▶ **What you need to do**: Filter the entries, keeping every line with the word "icon".

═════ The input

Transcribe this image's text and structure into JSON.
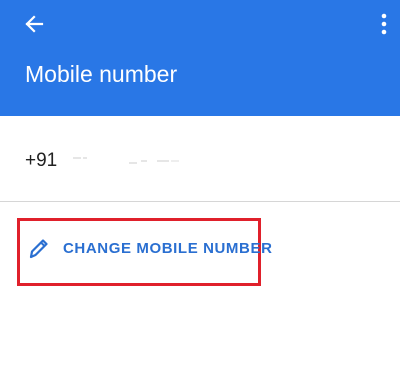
{
  "app_bar": {
    "title": "Mobile number",
    "background_color": "#2977e6",
    "back_icon": "arrow-back-icon",
    "menu_icon": "more-vert-icon"
  },
  "number": {
    "country_code": "+91",
    "masked_digits": "·· ·· ···· ····"
  },
  "action": {
    "label": "CHANGE MOBILE NUMBER",
    "icon": "pencil-icon",
    "color": "#2a6fd1",
    "highlight_color": "#e0202b"
  }
}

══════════

▶ **Exercise solution**:
    "back_icon": "arrow-back-icon",
    "menu_icon": "more-vert-icon"
    "icon": "pencil-icon",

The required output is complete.